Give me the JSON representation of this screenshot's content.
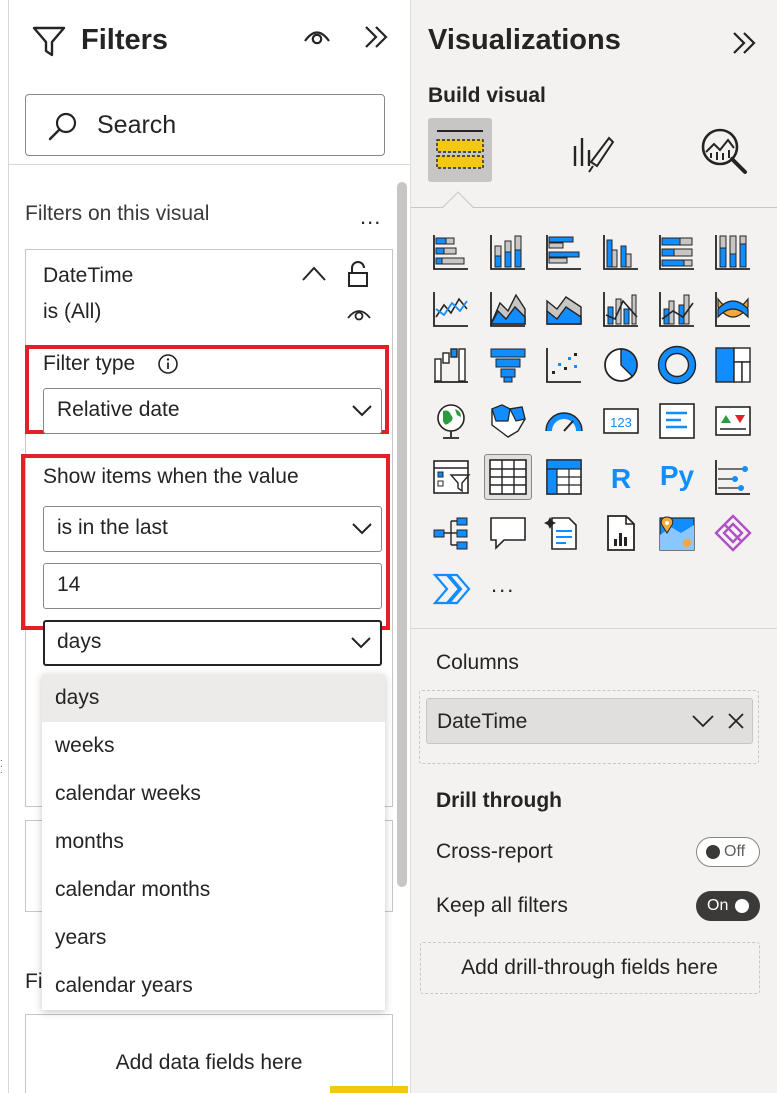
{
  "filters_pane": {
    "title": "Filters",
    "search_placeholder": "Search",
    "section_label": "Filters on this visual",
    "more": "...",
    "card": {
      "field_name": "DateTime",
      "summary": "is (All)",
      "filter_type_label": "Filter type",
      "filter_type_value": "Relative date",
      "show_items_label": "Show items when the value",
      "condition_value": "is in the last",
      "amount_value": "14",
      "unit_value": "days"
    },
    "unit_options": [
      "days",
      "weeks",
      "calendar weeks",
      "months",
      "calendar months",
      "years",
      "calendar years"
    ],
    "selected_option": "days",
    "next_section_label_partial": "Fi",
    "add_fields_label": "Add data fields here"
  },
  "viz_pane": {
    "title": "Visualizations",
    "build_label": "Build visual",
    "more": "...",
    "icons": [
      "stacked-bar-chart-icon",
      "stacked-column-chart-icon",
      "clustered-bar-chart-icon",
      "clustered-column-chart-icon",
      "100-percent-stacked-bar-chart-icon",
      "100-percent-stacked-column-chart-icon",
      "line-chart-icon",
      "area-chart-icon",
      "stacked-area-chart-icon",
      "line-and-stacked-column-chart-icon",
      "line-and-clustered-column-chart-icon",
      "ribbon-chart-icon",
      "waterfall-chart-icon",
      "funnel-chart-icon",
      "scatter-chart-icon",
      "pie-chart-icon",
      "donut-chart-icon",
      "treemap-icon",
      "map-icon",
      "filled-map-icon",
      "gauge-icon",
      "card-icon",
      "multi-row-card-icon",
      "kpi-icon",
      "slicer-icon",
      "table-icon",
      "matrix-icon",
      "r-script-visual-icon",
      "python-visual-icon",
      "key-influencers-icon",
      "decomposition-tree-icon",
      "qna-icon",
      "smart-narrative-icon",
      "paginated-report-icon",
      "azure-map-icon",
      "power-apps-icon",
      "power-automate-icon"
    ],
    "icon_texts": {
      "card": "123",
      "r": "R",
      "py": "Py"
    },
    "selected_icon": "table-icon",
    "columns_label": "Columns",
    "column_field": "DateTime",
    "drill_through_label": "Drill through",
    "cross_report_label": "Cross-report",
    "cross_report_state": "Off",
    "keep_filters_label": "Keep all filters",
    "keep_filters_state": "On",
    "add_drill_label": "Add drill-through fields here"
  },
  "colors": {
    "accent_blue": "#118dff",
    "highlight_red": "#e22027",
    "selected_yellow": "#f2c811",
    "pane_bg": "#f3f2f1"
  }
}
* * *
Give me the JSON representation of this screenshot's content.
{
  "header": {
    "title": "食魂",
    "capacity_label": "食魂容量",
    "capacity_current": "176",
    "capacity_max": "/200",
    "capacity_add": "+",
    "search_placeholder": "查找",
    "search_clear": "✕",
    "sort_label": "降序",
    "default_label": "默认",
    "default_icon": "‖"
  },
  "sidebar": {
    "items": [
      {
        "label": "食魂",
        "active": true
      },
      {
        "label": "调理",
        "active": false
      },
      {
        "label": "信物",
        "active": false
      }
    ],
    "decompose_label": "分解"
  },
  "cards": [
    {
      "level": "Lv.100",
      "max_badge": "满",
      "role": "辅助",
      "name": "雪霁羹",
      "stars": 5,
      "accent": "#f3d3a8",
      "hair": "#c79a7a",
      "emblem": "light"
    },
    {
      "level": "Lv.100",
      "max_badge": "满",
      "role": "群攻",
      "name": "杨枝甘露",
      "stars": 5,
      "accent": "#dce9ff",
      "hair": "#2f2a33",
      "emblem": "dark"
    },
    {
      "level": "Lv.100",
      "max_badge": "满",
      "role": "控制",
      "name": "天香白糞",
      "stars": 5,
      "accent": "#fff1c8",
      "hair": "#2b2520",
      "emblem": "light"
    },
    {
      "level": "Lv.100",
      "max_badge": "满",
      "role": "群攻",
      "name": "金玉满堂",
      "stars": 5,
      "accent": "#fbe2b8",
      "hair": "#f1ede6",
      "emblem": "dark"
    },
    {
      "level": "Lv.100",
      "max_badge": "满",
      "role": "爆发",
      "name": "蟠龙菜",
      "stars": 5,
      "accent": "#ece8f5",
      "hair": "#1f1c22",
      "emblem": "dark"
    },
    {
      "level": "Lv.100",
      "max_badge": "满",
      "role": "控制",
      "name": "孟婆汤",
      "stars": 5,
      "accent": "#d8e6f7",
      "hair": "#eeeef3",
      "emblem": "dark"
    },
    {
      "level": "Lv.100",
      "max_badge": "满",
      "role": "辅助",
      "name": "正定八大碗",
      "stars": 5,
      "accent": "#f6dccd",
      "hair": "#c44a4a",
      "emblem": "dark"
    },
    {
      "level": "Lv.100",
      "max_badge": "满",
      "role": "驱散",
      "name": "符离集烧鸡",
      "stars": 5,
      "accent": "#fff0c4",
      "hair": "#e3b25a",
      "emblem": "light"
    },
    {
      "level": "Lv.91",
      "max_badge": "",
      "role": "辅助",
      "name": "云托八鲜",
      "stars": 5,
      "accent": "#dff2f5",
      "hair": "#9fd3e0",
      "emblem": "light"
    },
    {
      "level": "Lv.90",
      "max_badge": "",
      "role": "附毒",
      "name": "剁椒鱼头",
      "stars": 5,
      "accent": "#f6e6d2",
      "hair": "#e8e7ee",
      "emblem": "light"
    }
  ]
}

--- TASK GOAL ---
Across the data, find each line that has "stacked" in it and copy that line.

--- SOLUTION TO THIS PROBLEM ---
      "stacked-bar-chart-icon",
      "stacked-column-chart-icon",
      "100-percent-stacked-bar-chart-icon",
      "100-percent-stacked-column-chart-icon",
      "stacked-area-chart-icon",
      "line-and-stacked-column-chart-icon",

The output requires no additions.